▸ **DATA FOR PROCESSING**:
=== Section Start ===

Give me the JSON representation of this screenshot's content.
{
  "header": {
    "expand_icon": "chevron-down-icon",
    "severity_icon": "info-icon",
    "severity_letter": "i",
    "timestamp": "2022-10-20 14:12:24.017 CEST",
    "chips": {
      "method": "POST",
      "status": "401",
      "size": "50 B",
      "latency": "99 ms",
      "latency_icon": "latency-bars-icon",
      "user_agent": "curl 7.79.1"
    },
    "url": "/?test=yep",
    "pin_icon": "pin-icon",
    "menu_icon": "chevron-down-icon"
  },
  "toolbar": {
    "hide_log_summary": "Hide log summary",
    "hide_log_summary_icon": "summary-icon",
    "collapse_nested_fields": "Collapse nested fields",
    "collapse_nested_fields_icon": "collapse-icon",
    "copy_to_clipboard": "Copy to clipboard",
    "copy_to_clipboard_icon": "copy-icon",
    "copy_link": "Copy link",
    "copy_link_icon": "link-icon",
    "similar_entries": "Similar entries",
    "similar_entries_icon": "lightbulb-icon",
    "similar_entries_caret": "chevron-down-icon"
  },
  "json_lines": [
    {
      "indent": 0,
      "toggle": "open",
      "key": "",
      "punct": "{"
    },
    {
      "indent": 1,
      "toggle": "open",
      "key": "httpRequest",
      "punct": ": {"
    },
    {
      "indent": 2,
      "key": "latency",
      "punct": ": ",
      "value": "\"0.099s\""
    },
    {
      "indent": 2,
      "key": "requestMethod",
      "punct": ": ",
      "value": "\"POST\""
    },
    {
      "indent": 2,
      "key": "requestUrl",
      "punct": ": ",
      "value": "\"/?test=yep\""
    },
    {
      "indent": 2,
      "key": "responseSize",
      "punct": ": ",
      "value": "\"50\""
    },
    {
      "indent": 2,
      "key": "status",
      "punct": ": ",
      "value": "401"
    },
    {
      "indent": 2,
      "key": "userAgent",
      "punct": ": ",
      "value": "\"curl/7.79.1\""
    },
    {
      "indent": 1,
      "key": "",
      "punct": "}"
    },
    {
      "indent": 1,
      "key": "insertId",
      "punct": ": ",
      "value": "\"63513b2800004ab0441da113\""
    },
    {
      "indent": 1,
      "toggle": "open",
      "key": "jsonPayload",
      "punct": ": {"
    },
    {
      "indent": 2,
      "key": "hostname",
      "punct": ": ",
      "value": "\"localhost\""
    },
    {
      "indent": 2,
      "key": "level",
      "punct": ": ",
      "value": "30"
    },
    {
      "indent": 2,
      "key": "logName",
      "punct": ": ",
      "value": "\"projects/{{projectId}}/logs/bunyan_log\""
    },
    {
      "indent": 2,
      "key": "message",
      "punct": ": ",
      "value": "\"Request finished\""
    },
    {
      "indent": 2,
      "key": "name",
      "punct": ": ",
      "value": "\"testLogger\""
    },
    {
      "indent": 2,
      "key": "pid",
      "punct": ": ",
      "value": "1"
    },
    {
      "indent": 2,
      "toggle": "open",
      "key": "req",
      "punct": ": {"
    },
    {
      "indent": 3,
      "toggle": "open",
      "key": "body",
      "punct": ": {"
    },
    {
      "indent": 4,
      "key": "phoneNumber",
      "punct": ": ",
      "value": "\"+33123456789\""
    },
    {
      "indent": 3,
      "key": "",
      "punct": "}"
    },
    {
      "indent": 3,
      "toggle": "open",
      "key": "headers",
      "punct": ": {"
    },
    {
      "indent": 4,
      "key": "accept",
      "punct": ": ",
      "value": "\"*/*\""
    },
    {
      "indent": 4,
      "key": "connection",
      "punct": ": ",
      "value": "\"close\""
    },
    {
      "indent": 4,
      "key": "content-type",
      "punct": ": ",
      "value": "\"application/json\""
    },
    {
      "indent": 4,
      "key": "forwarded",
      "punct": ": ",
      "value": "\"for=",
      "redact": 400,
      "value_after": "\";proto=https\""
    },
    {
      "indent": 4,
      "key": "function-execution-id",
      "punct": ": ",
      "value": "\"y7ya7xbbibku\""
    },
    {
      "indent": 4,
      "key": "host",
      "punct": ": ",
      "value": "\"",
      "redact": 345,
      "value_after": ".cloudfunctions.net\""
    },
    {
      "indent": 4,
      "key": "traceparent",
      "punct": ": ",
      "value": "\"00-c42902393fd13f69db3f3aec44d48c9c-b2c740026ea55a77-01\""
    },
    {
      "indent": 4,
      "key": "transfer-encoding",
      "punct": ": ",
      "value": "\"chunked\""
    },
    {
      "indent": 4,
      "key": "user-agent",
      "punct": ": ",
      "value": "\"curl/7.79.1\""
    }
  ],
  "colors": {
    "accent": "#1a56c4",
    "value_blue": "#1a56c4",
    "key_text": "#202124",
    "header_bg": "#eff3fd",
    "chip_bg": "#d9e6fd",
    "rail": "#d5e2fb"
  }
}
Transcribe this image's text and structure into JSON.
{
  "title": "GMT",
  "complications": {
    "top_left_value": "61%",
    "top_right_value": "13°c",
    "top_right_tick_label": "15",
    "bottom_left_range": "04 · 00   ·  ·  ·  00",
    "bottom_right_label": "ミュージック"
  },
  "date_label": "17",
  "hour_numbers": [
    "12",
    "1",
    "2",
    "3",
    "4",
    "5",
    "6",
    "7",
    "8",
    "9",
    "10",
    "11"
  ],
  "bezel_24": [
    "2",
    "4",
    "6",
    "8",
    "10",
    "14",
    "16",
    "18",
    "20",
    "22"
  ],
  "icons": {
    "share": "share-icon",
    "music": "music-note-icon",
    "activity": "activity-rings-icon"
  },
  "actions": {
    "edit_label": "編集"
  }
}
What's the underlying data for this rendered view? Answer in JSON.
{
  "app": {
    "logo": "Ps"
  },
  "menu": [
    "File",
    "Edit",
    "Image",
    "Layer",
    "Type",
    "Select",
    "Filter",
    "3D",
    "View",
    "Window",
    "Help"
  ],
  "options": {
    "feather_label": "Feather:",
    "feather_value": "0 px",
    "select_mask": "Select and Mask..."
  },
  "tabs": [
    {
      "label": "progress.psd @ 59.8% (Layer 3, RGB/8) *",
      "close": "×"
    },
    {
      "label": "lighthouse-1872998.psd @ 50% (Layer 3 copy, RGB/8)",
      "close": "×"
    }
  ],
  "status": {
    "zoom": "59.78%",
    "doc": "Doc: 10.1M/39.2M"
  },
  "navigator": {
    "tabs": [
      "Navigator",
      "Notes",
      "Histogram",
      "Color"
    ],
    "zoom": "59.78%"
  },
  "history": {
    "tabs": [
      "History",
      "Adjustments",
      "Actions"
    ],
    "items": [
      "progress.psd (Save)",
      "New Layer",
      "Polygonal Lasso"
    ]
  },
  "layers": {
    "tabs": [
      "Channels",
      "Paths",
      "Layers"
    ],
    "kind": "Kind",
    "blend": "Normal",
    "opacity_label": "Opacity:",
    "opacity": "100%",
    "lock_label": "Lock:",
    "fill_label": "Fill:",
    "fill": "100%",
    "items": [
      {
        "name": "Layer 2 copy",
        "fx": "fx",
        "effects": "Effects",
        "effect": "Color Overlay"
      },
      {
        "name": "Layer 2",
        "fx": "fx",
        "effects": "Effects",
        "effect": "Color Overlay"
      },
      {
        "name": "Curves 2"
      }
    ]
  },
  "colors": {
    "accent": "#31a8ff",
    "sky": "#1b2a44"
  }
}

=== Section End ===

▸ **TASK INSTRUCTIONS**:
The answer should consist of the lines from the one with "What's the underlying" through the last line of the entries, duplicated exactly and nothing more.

▸ **TASK SOLUTION**:
What's the underlying data for this rendered view? Answer in JSON.
{
  "app": {
    "logo": "Ps"
  },
  "menu": [
    "File",
    "Edit",
    "Image",
    "Layer",
    "Type",
    "Select",
    "Filter",
    "3D",
    "View",
    "Window",
    "Help"
  ],
  "options": {
    "feather_label": "Feather:",
    "feather_value": "0 px",
    "select_mask": "Select and Mask..."
  },
  "tabs": [
    {
      "label": "progress.psd @ 59.8% (Layer 3, RGB/8) *",
      "close": "×"
    },
    {
      "label": "lighthouse-1872998.psd @ 50% (Layer 3 copy, RGB/8)",
      "close": "×"
    }
  ],
  "status": {
    "zoom": "59.78%",
    "doc": "Doc: 10.1M/39.2M"
  },
  "navigator": {
    "tabs": [
      "Navigator",
      "Notes",
      "Histogram",
      "Color"
    ],
    "zoom": "59.78%"
  },
  "history": {
    "tabs": [
      "History",
      "Adjustments",
      "Actions"
    ],
    "items": [
      "progress.psd (Save)",
      "New Layer",
      "Polygonal Lasso"
    ]
  },
  "layers": {
    "tabs": [
      "Channels",
      "Paths",
      "Layers"
    ],
    "kind": "Kind",
    "blend": "Normal",
    "opacity_label": "Opacity:",
    "opacity": "100%",
    "lock_label": "Lock:",
    "fill_label": "Fill:",
    "fill": "100%",
    "items": [
      {
        "name": "Layer 2 copy",
        "fx": "fx",
        "effects": "Effects",
        "effect": "Color Overlay"
      },
      {
        "name": "Layer 2",
        "fx": "fx",
        "effects": "Effects",
        "effect": "Color Overlay"
      },
      {
        "name": "Curves 2"
      }
    ]
  },
  "colors": {
    "accent": "#31a8ff",
    "sky": "#1b2a44"
  }
}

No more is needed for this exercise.